“I am going to take your mind my dear, and fill you with emptiness” The man’s face contracted as if he were in deep thought, “I belive…”, His eyes rolled to the side of his head, “They call it Alzheimer’s disease, I think. I have lived long and I still do not know everything” He looked straight at her with a sinister stare. “And I want to know everything” The old woman’s eyes widened in terror as the man in black slammed his cane on the top of her head. A jet a white light shot from the end of the man’s cane and his hand shook vigorously. The eye ball on his cane looked around with excitement as blood trickled from the top of the old woman’s head. The blood turned dark black as it trickled out like syrup. An invisible force lifted the black substance into the air and it shot right through the man’s eye socket with such speed. His head jolted back and his legs buckled. He hit the floor, hard and his eyes began to water.
What has she done to me? The Man in black thought in sudden panic. He had been doing this for centuries and always he had felt better, more powerful.
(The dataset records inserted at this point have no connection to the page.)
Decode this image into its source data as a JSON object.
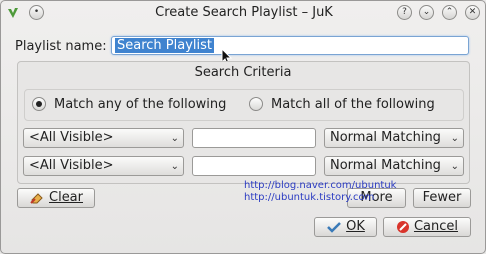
{
  "window": {
    "title": "Create Search Playlist – JuK",
    "buttons": {
      "help": "?",
      "minimize": "⌄",
      "maximize": "⌃",
      "close": "✕"
    }
  },
  "playlist_name": {
    "label": "Playlist name:",
    "value": "Search Playlist"
  },
  "criteria": {
    "title": "Search Criteria",
    "match_any_label": "Match any of the following",
    "match_all_label": "Match all of the following",
    "selected": "any",
    "rows": [
      {
        "field": "<All Visible>",
        "text": "",
        "mode": "Normal Matching"
      },
      {
        "field": "<All Visible>",
        "text": "",
        "mode": "Normal Matching"
      }
    ]
  },
  "actions": {
    "clear_label": "Clear",
    "more_label": "More",
    "fewer_label": "Fewer",
    "ok_label": "OK",
    "cancel_label": "Cancel"
  },
  "watermark": {
    "line1": "http://blog.naver.com/ubuntuk",
    "line2": "http://ubuntuk.tistory.com"
  },
  "colors": {
    "selection": "#3f83cf",
    "watermark": "#2b3cc2"
  }
}
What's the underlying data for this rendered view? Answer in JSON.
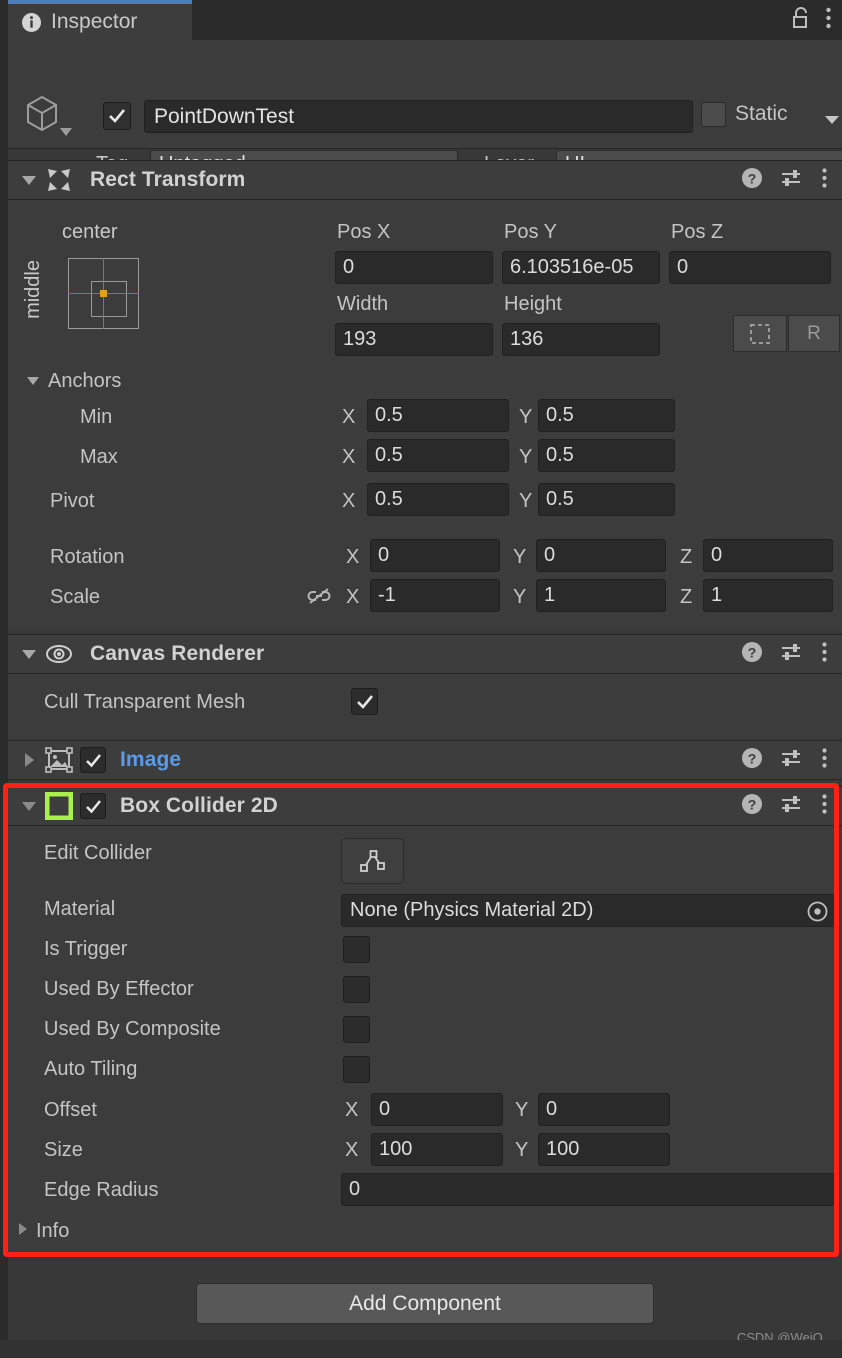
{
  "window": {
    "tab_label": "Inspector",
    "info_icon": "info-icon",
    "lock_icon": "lock-open-icon",
    "menu_icon": "kebab-menu-icon"
  },
  "game_object": {
    "icon": "cube-icon",
    "enabled": true,
    "name": "PointDownTest",
    "static_label": "Static",
    "static_checked": false,
    "tag_label": "Tag",
    "tag_value": "Untagged",
    "layer_label": "Layer",
    "layer_value": "UI"
  },
  "components": [
    {
      "title": "Rect Transform",
      "icon": "rect-transform-icon",
      "expanded": true,
      "help_icon": "help-icon",
      "preset_icon": "preset-icon",
      "menu_icon": "kebab-menu-icon"
    },
    {
      "title": "Canvas Renderer",
      "icon": "eye-icon",
      "expanded": true,
      "help_icon": "help-icon",
      "preset_icon": "preset-icon",
      "menu_icon": "kebab-menu-icon"
    },
    {
      "title": "Image",
      "icon": "image-icon",
      "expanded": false,
      "enabled": true,
      "help_icon": "help-icon",
      "preset_icon": "preset-icon",
      "menu_icon": "kebab-menu-icon"
    },
    {
      "title": "Box Collider 2D",
      "icon": "box-collider-2d-icon",
      "expanded": true,
      "enabled": true,
      "help_icon": "help-icon",
      "preset_icon": "preset-icon",
      "menu_icon": "kebab-menu-icon"
    }
  ],
  "rect_transform": {
    "anchor_preset": {
      "horizontal": "center",
      "vertical": "middle"
    },
    "pos_x_label": "Pos X",
    "pos_y_label": "Pos Y",
    "pos_z_label": "Pos Z",
    "pos_x": "0",
    "pos_y": "6.103516e-05",
    "pos_z": "0",
    "width_label": "Width",
    "height_label": "Height",
    "width": "193",
    "height": "136",
    "blueprint_icon": "blueprint-mode-icon",
    "raw_label": "R",
    "anchors_label": "Anchors",
    "min_label": "Min",
    "max_label": "Max",
    "pivot_label": "Pivot",
    "rotation_label": "Rotation",
    "scale_label": "Scale",
    "axis_x": "X",
    "axis_y": "Y",
    "axis_z": "Z",
    "min_x": "0.5",
    "min_y": "0.5",
    "max_x": "0.5",
    "max_y": "0.5",
    "pivot_x": "0.5",
    "pivot_y": "0.5",
    "rot_x": "0",
    "rot_y": "0",
    "rot_z": "0",
    "scale_x": "-1",
    "scale_y": "1",
    "scale_z": "1",
    "scale_link_icon": "link-off-icon"
  },
  "canvas_renderer": {
    "cull_label": "Cull Transparent Mesh",
    "cull_checked": true
  },
  "box_collider_2d": {
    "edit_collider_label": "Edit Collider",
    "edit_collider_icon": "edit-collider-icon",
    "material_label": "Material",
    "material_value": "None (Physics Material 2D)",
    "material_picker_icon": "object-picker-icon",
    "is_trigger_label": "Is Trigger",
    "is_trigger_checked": false,
    "used_by_effector_label": "Used By Effector",
    "used_by_effector_checked": false,
    "used_by_composite_label": "Used By Composite",
    "used_by_composite_checked": false,
    "auto_tiling_label": "Auto Tiling",
    "auto_tiling_checked": false,
    "offset_label": "Offset",
    "offset_x": "0",
    "offset_y": "0",
    "size_label": "Size",
    "size_x": "100",
    "size_y": "100",
    "edge_radius_label": "Edge Radius",
    "edge_radius": "0",
    "info_label": "Info",
    "axis_x": "X",
    "axis_y": "Y"
  },
  "footer": {
    "add_component_label": "Add Component",
    "watermark": "CSDN @WeiQ_"
  },
  "colors": {
    "highlight_border": "#ff2116",
    "accent_tab": "#4a7ebb",
    "component_link_blue": "#5b9ae6",
    "collider_icon_green": "#aaf04b",
    "pivot_orange": "#e0a01e",
    "anchor_red": "#c35a52"
  }
}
He bolted to his feet and scrambled to the door. He kicked aside the drooling old woman and opened the front door blindly. The fresh air hit him like a wall and his legs turned to rubber. Hundreds of terrible images flashed like lightning before his eyes, yet he saw each one perfectly.
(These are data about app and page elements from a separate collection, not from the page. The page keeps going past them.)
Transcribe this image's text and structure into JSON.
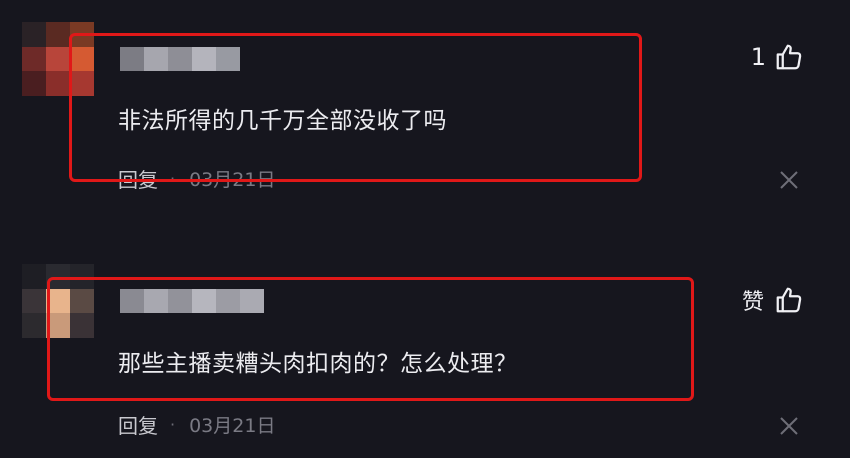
{
  "colors": {
    "background": "#16161e",
    "annotation_red": "#e01818",
    "text": "#ececf0",
    "muted": "#7a7a84"
  },
  "comments": [
    {
      "text": "非法所得的几千万全部没收了吗",
      "reply_label": "回复",
      "separator": "·",
      "date": "03月21日",
      "like_count": "1",
      "like_icon": "thumbs-up-icon",
      "close_icon": "close-icon"
    },
    {
      "text": "那些主播卖糟头肉扣肉的？怎么处理？",
      "reply_label": "回复",
      "separator": "·",
      "date": "03月21日",
      "like_label": "赞",
      "like_icon": "thumbs-up-icon",
      "close_icon": "close-icon"
    }
  ]
}
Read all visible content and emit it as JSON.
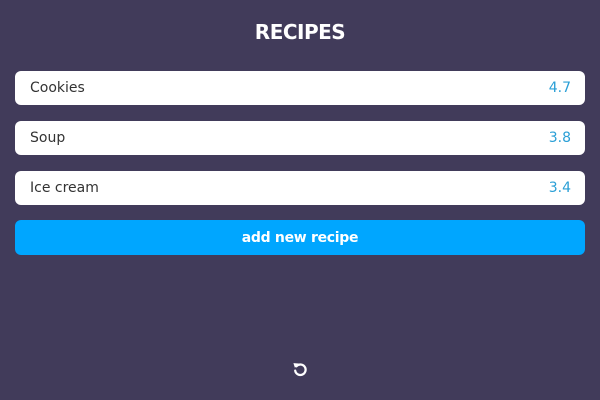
{
  "header": {
    "title": "RECIPES"
  },
  "recipes": [
    {
      "name": "Cookies",
      "rating": "4.7"
    },
    {
      "name": "Soup",
      "rating": "3.8"
    },
    {
      "name": "Ice cream",
      "rating": "3.4"
    }
  ],
  "actions": {
    "add_label": "add new recipe",
    "reset_icon": "reset-icon"
  },
  "colors": {
    "background": "#413b5a",
    "accent": "#00a6ff",
    "rating": "#2a9fd6"
  }
}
He saw a young girl running down the stairs excitedly to find a Christmas tree with nothing underneath. She quietly sat down on the olive coloured couch and waited. When she heard a noise upstairs she ran excitedly towards it, she bumped into her mother halfway up the stairs; whom reeked of alcohol and stale cigarettes. ‘Mum’ the little girl cried, ‘where have you hidden the presents?’ Her mother looked at her uncaringly ‘Oh … sorry I forgot’. The image faded and was replaced by the same girl, a few year older now standing in a pool of blood as her mother cradled a small boy from which the blood was coming, and saying through a river of tears ‘Johnny?, Johnny?, wake up, mummy didn’t mean it’. The image faded again and this time was replaced by a woman much older now standing over a grave hidden half in shrub that had the names of her son, her mother, her father and her two brothers chiselled into the marble. And she knelt by it with her face in her hands, regretting giving them all a holiday that she could not come on. For they had been in a plane crash on their way to America. Dozens of tragic events shot through the man in blacks mind as he now writhed on the grass that turned to ash on his touch.
The man in black wept, he wept for the woman’s past that he now had as his own. He lay on the discoloured grass a changed man as the old woman lay on the stained carpet singing childishly to herself ‘The wheels on the bus’, for now she was free.